“All of the pathways involved lead to the fundamental problem in epilepsy, which is hyperexcitability,” says Annapurna Poduri, Associate Professor of Neurology at Harvard Medical School and the director of the Epilepsy Genetics Program at Boston Children’s Hospital.
This new understanding will help guide treatment — although, Poduri warns, success will depend on the specific molecular cause for each group of patients. “I am not sure if we can modify disease in all cases, but I am hopeful that we can improve the course for each patient, perhaps limiting or preventing some symptoms by addressing a precise molecular cause and hopefully making an impact on seizures and cognitive function in as many patients as possible,” she says.
One route forward is “regenerative medicine”, which uses stem cells that can be induced to form any of the various kinds of cells in the body — muscle, neurons, skin, blood and so on. Stem cells can be turned into “inhibitory” neurons, or interneurons, which secrete chemicals called GABA inhibitory neurotransmitters that “turn off” other neurons, halting their abnormal electrical activity.
In pre-clinical trials, stem cells have been induced to form interneurons that, once transplanted, significantly reduced seizures in epilepsy models.

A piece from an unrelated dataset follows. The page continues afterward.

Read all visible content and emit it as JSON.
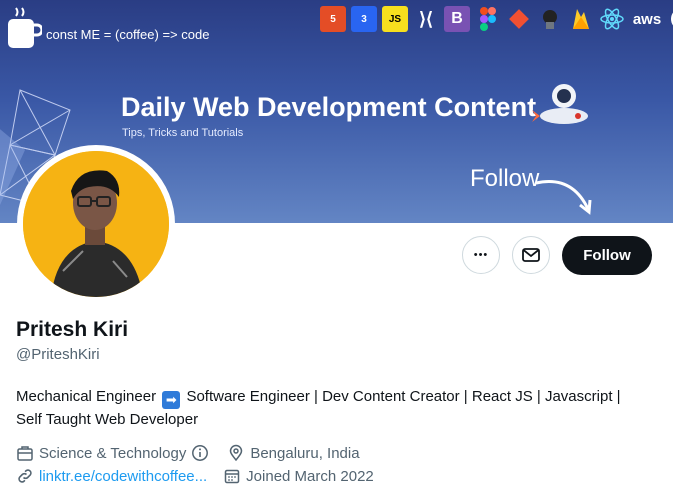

This work raises the possibility of similar treatments in humans.
Some rare forms of epilepsy are caused by defects in a single gene. This makes them potentially treatable by replacing or repairing that gene. In this way, gene therapy could have the potential to improve outcomes.
Although such techniques are potentially important, they are still in the early stages of development. “The concept is great but the implementation will require a lot of thought and perseverance,” Dedeurwaerdere says. Mike Cousin, Chair of Epilepsy Research UK’s Scientific Advisory Committee, and a professor at the Muir Maxwell Epilepsy Centre in the University of Edinburgh, agrees. “At present there are still many unanswered questions to be addressed before this becomes widely employed,” he says. But, he adds, there is “a significant possibility” that it might provide hope for those for whom the current range of treatments don’t offer any improvement. “It will be exciting to see developments over the next few years.” Perhaps one day, accounts of seizures will truly become things of the past.

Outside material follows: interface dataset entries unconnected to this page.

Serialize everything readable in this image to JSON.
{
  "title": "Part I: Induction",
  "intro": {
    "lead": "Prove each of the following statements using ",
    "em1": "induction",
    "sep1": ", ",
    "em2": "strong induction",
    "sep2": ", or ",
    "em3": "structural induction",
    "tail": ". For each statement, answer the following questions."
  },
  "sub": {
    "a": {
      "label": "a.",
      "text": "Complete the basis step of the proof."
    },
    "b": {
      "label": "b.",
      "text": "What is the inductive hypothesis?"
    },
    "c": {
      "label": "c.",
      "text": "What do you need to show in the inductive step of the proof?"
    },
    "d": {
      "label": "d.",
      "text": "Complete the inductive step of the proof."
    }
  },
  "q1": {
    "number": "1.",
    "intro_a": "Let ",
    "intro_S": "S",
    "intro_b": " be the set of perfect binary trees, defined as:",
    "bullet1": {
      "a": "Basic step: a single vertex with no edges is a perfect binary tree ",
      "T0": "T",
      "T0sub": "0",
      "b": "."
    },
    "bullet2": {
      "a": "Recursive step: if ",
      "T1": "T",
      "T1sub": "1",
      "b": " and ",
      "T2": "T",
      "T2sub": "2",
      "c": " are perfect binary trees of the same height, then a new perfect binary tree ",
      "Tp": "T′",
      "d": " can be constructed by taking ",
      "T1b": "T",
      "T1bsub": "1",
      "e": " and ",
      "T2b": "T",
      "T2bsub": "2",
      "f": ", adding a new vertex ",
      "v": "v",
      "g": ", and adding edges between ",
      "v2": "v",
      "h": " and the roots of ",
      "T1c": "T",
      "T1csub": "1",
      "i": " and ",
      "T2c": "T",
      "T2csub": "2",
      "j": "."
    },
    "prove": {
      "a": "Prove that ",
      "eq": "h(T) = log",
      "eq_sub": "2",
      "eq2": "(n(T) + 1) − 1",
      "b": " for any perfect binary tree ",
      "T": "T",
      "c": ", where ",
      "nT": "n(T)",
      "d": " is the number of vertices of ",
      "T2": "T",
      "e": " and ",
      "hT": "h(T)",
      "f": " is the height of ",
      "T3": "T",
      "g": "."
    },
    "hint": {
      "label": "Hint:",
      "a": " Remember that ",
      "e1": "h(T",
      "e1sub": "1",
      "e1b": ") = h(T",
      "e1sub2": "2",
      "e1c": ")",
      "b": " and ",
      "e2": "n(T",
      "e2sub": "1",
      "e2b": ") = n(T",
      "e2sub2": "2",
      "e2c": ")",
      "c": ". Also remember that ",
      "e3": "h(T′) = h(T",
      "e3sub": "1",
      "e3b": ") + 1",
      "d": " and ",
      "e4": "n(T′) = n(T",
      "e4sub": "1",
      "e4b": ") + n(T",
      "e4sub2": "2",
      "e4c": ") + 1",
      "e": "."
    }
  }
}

More information at: www.ucbpharma.co.uk
How Technology Can Help
“Digital therapeutics” is increasingly used on a day-to-day basis to help those with epilepsy. Even simple things can reduce the stress of having the condition, such as smartphone apps that help people track their sleep, medication use and stress levels. In some cases, this approach has led to less frequent seizures.
Wearable devices with built in accelerometers can detect certain kinds of seizure and call for medical assistance. As these devices measure and record the severity of seizures, they also help doctors to determine appropriate treatments and preventative measures.
The data from these and other approaches, and the tools to analyse it, is helping too, according to Mike Cousin, at the Muir Maxwell Epilepsy Centre in the University of Edinburgh.
“The use of wider clinical data — big data — has been revolutionised via the use of machine learning to extract key information and reveal underlying patterns of disease progression that would be impossible just looking at small cohorts of patients,” he says.
UCB commissioned, funded and
collaborated in the preparation of this article.
UCB also reviewed it for medical accuracy.
Date of preparation: November 2022